MEMBERS of a group supporting Myanmar’s military junta attacked and injured people protesting against the army’s Feb 1 seizure of power that ousted the elected government of Aung San Suu Kyi. At least several people were injured in the attacks in Myanmar’s largest city.
The chaos complicates an already intractable standoff between the military and a protest movement that has been staging large-scale demonstrations daily to have Suu Kyi’s government restored to power.
Fellow members of the Association of South-East Asian Nations are urging Myanmar’s military to make some concessions to help ease tensions.
The 10-country regional grouping views dialogue with the generals as a more effective method of achieving compromises than more confrontational methods, such as the sanctions often advocated by Western nations.
Photos and videos on social media showed the attacks and injured people in downtown Yangon as police stood by without intervening. The attackers fired slingshots and carried iron rods, knives and other sharp implements.
A widely-circulated video showed one man stabbed in front of an office building near a major downtown intersection on the road to Sule Pagoda, a major venue for anti-coup protests. The number of injured people and their condition could not immediately be learned.

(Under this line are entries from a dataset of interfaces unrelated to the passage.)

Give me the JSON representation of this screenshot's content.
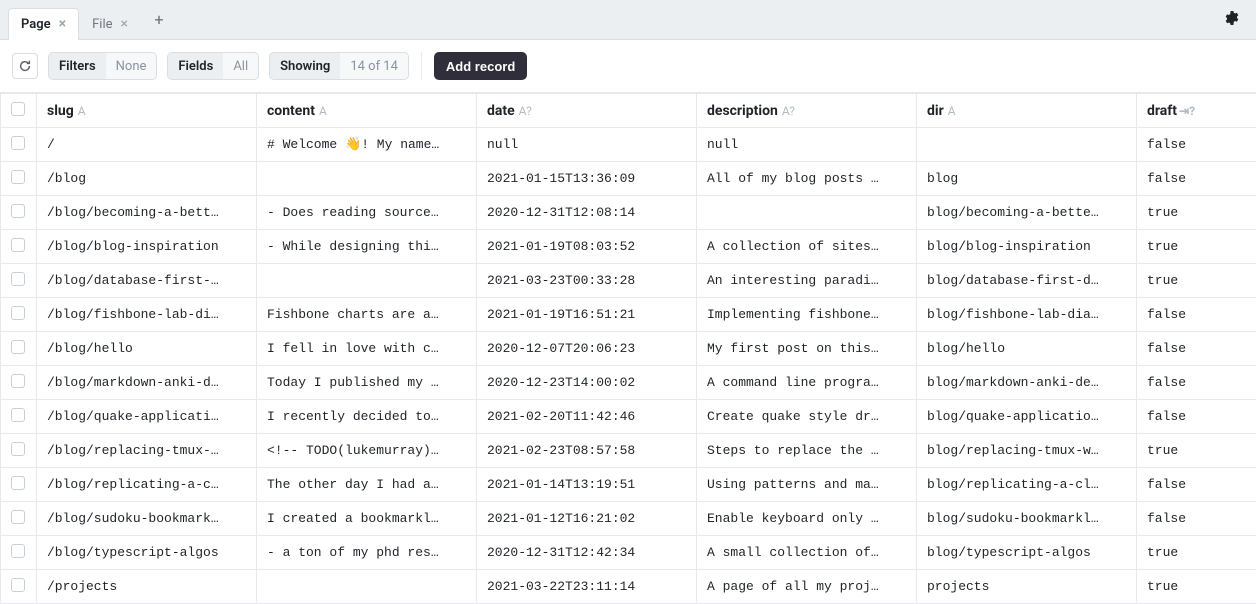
{
  "tabs": [
    {
      "label": "Page",
      "active": true
    },
    {
      "label": "File",
      "active": false
    }
  ],
  "toolbar": {
    "filters_label": "Filters",
    "filters_value": "None",
    "fields_label": "Fields",
    "fields_value": "All",
    "showing_label": "Showing",
    "showing_value": "14 of 14",
    "add_record": "Add record"
  },
  "columns": [
    {
      "key": "slug",
      "label": "slug",
      "type": "A"
    },
    {
      "key": "content",
      "label": "content",
      "type": "A"
    },
    {
      "key": "date",
      "label": "date",
      "type": "A?"
    },
    {
      "key": "description",
      "label": "description",
      "type": "A?"
    },
    {
      "key": "dir",
      "label": "dir",
      "type": "A"
    },
    {
      "key": "draft",
      "label": "draft",
      "type": "↪?"
    }
  ],
  "rows": [
    {
      "slug": "/",
      "content": "# Welcome 👋! My name…",
      "date": "null",
      "description": "null",
      "dir": "",
      "draft": "false",
      "date_null": true,
      "desc_null": true
    },
    {
      "slug": "/blog",
      "content": "",
      "date": "2021-01-15T13:36:09",
      "description": "All of my blog posts …",
      "dir": "blog",
      "draft": "false"
    },
    {
      "slug": "/blog/becoming-a-bett…",
      "content": "- Does reading source…",
      "date": "2020-12-31T12:08:14",
      "description": "",
      "dir": "blog/becoming-a-bette…",
      "draft": "true"
    },
    {
      "slug": "/blog/blog-inspiration",
      "content": "- While designing thi…",
      "date": "2021-01-19T08:03:52",
      "description": "A collection of sites…",
      "dir": "blog/blog-inspiration",
      "draft": "true"
    },
    {
      "slug": "/blog/database-first-…",
      "content": "",
      "date": "2021-03-23T00:33:28",
      "description": "An interesting paradi…",
      "dir": "blog/database-first-d…",
      "draft": "true"
    },
    {
      "slug": "/blog/fishbone-lab-di…",
      "content": "Fishbone charts are a…",
      "date": "2021-01-19T16:51:21",
      "description": "Implementing fishbone…",
      "dir": "blog/fishbone-lab-dia…",
      "draft": "false"
    },
    {
      "slug": "/blog/hello",
      "content": "I fell in love with c…",
      "date": "2020-12-07T20:06:23",
      "description": "My first post on this…",
      "dir": "blog/hello",
      "draft": "false"
    },
    {
      "slug": "/blog/markdown-anki-d…",
      "content": "Today I published my …",
      "date": "2020-12-23T14:00:02",
      "description": "A command line progra…",
      "dir": "blog/markdown-anki-de…",
      "draft": "false"
    },
    {
      "slug": "/blog/quake-applicati…",
      "content": "I recently decided to…",
      "date": "2021-02-20T11:42:46",
      "description": "Create quake style dr…",
      "dir": "blog/quake-applicatio…",
      "draft": "false"
    },
    {
      "slug": "/blog/replacing-tmux-…",
      "content": "<!-- TODO(lukemurray)…",
      "date": "2021-02-23T08:57:58",
      "description": "Steps to replace the …",
      "dir": "blog/replacing-tmux-w…",
      "draft": "true"
    },
    {
      "slug": "/blog/replicating-a-c…",
      "content": "The other day I had a…",
      "date": "2021-01-14T13:19:51",
      "description": "Using patterns and ma…",
      "dir": "blog/replicating-a-cl…",
      "draft": "false"
    },
    {
      "slug": "/blog/sudoku-bookmark…",
      "content": "I created a bookmarkl…",
      "date": "2021-01-12T16:21:02",
      "description": "Enable keyboard only …",
      "dir": "blog/sudoku-bookmarkl…",
      "draft": "false"
    },
    {
      "slug": "/blog/typescript-algos",
      "content": "- a ton of my phd res…",
      "date": "2020-12-31T12:42:34",
      "description": "A small collection of…",
      "dir": "blog/typescript-algos",
      "draft": "true"
    },
    {
      "slug": "/projects",
      "content": "",
      "date": "2021-03-22T23:11:14",
      "description": "A page of all my proj…",
      "dir": "projects",
      "draft": "true"
    }
  ]
}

According to accounts and photos posted on social media, the situation began with a march of hundreds of people in support of the coup. They carried banners in English with the slogans “We Stand With Our Defence Services” and “We Stand With State Administration Council”, which is the official name of the new junta.
English has been widely used for signs and posters and online memes by the anti-coup demonstrators in an evident effort to win international support.
Reports said the pro-military marchers were jeered by bystanders near the city’s Central Railway station and responded by firing slingshots, throwing stones at them and then chasing them down. Video shows pro- and anti-coup crowds at that location.
Indonesian Foreign Minister Retno Marsudi visited the Thai capital, Bangkok, on Wednesday and held with her Thai counterpart Don Pramudwinai and Myanmar’s new foreign minister, retired army colonel Wunna Maung Lwin, who also travelled to Thailand.
The meeting was part of Marsudi’s efforts to coordinate a regional response to the situation in Myanmar.
“We asked all parties to exercise restraint... to avoid casualties and bloodshed, ” Marsudi said in a virtual news conference after her return to Indonesia. — Agencies